### What to work on
Please report, as a single number, how many lines in the entries include the string "JSON".

***** Record extracts

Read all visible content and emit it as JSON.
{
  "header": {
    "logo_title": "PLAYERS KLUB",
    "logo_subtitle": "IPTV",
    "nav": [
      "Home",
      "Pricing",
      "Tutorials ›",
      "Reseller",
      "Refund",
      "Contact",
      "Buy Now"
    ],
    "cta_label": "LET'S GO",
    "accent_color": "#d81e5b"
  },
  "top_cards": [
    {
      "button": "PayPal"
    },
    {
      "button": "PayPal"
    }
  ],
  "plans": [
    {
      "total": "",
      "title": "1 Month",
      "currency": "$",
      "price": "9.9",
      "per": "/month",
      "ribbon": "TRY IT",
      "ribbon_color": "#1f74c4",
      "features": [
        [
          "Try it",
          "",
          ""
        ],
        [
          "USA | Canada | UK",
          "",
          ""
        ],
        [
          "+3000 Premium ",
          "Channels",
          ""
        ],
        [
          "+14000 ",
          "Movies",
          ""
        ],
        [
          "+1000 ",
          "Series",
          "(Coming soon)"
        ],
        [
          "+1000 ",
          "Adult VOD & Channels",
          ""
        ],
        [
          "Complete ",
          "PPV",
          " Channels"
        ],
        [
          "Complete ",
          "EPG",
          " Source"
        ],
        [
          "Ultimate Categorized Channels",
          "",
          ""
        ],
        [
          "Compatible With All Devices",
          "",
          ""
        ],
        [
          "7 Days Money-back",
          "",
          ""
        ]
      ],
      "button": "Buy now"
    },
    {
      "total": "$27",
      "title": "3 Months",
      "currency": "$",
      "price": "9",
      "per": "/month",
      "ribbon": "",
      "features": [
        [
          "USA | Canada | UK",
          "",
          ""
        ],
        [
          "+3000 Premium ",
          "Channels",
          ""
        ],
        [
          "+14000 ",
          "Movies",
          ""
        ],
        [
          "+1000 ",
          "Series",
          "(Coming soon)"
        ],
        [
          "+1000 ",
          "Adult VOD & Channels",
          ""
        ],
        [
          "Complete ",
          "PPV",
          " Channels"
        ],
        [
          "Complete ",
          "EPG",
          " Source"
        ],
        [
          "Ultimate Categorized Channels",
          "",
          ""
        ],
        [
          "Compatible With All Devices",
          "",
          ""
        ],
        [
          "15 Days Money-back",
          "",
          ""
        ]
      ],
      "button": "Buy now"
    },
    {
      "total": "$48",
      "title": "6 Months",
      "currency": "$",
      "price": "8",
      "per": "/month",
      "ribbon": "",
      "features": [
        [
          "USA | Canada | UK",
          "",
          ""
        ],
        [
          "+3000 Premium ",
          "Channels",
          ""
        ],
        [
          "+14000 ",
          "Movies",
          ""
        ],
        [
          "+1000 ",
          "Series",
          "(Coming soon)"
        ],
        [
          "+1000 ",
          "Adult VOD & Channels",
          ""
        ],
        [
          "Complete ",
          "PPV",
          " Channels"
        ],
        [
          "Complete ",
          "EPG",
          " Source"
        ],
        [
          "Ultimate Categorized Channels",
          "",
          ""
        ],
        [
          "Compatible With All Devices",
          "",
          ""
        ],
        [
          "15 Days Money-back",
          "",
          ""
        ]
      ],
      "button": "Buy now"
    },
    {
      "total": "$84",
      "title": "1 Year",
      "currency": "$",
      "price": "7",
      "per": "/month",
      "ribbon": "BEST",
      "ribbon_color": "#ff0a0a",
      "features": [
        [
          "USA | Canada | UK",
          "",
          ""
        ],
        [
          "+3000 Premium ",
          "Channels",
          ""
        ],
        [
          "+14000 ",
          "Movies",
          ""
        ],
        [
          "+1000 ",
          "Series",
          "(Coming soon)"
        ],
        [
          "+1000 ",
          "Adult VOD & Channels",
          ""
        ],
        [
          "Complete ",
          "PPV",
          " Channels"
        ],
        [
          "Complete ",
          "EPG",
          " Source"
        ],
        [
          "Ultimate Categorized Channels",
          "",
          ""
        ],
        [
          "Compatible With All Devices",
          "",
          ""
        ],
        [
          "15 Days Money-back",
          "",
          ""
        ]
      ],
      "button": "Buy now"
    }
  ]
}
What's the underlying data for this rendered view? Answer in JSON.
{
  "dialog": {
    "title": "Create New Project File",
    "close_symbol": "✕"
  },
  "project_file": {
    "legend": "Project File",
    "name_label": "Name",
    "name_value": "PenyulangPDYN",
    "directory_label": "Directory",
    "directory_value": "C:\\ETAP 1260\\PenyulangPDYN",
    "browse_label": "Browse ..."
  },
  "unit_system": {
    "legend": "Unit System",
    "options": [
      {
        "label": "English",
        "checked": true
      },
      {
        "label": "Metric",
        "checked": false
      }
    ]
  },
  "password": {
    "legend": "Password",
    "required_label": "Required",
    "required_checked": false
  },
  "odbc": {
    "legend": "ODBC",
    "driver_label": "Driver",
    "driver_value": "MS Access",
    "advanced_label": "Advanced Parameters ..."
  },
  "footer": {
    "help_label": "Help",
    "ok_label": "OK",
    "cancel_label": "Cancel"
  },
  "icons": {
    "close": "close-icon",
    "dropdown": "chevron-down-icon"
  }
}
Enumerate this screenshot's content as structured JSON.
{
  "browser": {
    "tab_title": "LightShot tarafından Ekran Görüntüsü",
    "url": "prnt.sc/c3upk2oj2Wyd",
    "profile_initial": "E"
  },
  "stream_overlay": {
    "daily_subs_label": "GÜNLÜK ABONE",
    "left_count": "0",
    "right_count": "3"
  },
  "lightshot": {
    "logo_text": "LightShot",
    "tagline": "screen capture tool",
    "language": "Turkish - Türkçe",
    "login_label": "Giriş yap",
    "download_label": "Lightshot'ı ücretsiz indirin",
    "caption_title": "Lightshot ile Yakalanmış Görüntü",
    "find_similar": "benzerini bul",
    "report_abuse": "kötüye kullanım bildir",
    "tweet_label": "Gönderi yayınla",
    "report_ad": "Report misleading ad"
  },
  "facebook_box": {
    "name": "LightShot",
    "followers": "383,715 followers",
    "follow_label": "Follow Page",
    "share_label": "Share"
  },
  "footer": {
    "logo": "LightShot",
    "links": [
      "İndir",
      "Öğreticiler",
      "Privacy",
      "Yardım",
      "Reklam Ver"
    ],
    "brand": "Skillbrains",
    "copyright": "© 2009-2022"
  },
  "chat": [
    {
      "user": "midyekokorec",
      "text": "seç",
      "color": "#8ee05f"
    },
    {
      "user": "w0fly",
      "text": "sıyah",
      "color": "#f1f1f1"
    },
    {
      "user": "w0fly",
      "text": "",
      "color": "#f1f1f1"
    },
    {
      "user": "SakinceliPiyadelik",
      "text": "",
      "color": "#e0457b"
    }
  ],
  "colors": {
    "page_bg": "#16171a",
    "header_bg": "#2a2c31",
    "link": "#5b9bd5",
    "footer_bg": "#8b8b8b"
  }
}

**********

### The completed task
3